I just read The Heart is a Lonely Hunter for my book group (had never read it before!) and, days later, am still overwhelmed by the power of the prose.
In addition, of course, to being overwhelmed by the profundity and humanity Carson McCullers displays on every page.
But today we’re talking about prose. Most writers are familiar with the “good writing” rules. Use the active voice. Show, don’t tell. Omit unnecessary words. Eschew adverbs.
However, you can obey all the rules in the world and still not touch the quality of McCullers’s writing–fluid, sweeping, nuanced, never calling attention to itself yet capable of stopping a reader in his tracks with its sheer beauty. McCullers doesn’t strain for any prosy fireworks. Her sentences are short and declarative. Her vocabulary is simple, everyday. Yet I can’t stop flipping through the book and reading pages at random just for the pure pleasure of it.
Take a look at these few evocative sentences:
“The town had not known a winter as cold as this one for years. Frost formed on the windowpanes and whitened the roofs of the houses. The winter afternoons glowed with a hazy lemon light and shadows were a delicate blue. A thin coat of ice crusted the puddles in the streets, and it was said on the day after Christmas that only ten miles to the north there was a light fall of snow.”
Seems so simple! Indeed, the words themselves (winter, houses, ice, puddles, streets) are ordinary. But their impact is not. Each of the words has power, weight, importance. Each of the words needs to be there. Each of the words, like a ballet dancer’s toe, lands squarely, solidly, lightly, precisely, in the right place and at the right time.
So how did she do it? For starters, she was a genius.

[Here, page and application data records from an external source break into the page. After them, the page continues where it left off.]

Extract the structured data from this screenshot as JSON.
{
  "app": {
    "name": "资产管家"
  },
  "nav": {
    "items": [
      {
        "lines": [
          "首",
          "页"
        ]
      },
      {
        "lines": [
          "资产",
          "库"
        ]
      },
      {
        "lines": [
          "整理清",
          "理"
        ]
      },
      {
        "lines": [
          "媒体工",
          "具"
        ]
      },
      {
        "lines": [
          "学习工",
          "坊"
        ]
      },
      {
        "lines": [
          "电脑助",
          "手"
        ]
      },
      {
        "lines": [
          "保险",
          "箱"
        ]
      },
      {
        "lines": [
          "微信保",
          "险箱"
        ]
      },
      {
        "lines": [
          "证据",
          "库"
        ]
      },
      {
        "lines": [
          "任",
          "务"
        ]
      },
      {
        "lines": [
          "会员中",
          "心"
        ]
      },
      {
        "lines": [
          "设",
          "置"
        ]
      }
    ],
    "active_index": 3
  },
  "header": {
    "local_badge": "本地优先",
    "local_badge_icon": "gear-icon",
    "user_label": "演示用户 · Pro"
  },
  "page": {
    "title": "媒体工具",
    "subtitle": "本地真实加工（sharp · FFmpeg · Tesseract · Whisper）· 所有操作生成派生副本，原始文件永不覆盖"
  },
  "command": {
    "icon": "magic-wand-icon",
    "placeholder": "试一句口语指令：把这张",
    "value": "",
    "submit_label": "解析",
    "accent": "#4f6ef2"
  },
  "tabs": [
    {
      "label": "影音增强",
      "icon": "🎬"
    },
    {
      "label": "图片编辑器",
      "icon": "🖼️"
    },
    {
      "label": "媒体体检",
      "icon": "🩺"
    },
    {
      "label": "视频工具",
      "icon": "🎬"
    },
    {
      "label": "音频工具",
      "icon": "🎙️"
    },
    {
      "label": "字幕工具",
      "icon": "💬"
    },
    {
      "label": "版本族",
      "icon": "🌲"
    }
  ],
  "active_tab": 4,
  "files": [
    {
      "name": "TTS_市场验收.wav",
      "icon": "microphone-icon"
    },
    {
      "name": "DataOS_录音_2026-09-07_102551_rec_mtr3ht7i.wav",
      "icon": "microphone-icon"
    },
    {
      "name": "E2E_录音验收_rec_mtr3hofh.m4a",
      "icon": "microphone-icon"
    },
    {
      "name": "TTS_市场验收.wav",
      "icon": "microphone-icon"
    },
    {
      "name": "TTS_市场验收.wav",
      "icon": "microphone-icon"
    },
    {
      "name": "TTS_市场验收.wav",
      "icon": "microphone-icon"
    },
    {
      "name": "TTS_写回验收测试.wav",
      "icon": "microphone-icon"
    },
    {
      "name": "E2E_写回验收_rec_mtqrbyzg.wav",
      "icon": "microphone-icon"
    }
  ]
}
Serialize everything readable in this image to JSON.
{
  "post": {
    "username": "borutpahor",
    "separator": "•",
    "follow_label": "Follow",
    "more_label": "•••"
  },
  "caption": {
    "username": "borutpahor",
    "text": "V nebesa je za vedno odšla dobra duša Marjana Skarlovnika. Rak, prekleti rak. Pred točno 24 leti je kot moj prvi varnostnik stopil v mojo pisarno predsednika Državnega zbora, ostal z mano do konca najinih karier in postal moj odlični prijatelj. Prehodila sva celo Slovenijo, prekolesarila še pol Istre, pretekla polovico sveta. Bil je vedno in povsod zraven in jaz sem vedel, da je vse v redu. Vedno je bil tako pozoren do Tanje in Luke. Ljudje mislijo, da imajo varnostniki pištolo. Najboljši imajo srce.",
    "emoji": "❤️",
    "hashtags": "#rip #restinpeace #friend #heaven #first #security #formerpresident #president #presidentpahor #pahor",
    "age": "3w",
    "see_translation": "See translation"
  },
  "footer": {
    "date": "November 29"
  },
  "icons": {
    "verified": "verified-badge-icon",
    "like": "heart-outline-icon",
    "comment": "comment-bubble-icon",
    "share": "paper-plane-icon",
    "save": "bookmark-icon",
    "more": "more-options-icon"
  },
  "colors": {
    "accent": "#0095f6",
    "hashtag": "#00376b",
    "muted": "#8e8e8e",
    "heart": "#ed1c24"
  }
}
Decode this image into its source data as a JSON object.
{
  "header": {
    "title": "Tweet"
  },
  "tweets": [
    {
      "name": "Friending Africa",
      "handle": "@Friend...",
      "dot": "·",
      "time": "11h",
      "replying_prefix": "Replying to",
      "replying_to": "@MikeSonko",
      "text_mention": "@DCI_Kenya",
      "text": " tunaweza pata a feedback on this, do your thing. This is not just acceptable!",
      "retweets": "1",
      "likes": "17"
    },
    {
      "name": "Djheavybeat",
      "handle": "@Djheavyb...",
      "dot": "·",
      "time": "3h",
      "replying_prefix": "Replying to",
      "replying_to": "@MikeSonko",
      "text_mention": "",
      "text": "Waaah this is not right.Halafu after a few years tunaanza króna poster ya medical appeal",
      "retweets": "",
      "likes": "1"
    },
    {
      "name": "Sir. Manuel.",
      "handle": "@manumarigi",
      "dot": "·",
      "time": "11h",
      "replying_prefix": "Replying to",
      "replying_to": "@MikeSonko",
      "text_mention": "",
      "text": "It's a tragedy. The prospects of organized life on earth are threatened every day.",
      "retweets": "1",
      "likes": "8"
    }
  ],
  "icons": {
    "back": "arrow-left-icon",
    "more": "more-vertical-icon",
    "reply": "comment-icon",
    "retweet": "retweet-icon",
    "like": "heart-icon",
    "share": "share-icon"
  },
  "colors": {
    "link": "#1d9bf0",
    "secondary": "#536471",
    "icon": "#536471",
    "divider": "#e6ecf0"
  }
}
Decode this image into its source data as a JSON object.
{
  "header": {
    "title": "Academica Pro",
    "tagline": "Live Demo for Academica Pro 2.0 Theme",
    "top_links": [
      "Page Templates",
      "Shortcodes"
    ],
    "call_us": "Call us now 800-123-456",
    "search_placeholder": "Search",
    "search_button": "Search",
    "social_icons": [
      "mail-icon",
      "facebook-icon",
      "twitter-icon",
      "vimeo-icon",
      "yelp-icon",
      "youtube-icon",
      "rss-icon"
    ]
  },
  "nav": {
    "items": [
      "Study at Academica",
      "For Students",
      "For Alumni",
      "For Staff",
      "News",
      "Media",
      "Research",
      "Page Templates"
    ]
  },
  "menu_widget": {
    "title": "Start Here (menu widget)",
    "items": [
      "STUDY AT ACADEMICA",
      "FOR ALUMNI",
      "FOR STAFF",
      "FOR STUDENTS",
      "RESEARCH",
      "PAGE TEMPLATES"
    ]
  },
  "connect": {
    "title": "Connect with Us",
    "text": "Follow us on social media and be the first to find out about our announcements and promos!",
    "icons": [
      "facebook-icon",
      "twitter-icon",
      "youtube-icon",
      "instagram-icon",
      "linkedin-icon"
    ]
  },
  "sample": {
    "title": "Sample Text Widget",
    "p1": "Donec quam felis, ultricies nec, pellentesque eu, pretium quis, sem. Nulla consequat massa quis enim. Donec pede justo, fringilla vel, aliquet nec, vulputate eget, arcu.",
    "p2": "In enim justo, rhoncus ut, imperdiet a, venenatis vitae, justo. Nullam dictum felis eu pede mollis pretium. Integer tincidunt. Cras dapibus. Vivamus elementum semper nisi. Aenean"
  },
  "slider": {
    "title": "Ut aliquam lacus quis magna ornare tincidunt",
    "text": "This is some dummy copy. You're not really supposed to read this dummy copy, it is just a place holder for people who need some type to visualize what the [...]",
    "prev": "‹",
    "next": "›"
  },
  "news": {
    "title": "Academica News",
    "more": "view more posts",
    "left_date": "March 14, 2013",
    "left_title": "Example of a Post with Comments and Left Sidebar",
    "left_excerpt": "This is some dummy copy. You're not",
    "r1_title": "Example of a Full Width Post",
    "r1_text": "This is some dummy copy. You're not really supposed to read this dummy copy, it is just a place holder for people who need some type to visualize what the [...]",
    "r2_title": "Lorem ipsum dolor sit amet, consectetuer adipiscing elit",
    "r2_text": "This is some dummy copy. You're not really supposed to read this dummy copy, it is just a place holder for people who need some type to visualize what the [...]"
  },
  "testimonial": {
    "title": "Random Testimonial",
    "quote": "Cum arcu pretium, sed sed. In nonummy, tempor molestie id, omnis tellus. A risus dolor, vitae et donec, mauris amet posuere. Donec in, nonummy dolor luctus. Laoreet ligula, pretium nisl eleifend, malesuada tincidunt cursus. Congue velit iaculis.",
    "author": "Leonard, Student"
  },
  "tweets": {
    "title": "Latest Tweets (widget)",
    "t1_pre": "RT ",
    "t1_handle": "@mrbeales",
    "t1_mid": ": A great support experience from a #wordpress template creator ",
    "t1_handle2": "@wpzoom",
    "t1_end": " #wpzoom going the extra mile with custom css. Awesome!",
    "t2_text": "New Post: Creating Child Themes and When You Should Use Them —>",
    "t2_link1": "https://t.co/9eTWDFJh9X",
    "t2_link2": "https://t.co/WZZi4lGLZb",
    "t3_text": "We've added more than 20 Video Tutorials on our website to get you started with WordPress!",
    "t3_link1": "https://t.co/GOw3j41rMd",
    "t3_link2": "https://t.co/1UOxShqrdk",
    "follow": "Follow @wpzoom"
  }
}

However, if you really look at her work you’ll see McCullers (1) chose solid strong words, and (2) trusted them to mean what they mean. She set them out on the page and she allowed them to perform. She knew the tools of her trade, intimately.
She was also industrious, productive (in spite of horrific health problems), and brave. In a 1959 Esquire essay, she wrote, “My books take a long time. . . . As a writer, I’ve always worked very hard.” In her unfinished memoir, she spoke of fears she would never write again and said “work has not always been easy.” Like all writers, McCullers had to chase the “divine spark” that brings writers inspiration.
I am no genius. And, yes, I know there’s more to writing than word choice and hard work. But, today, I am taking these truths to heart: Know your tools (words). Choose wisely. Let them do their jobs. And be willing to put in the time.
As for “divine spark”? Well, that’s what prayer’s for.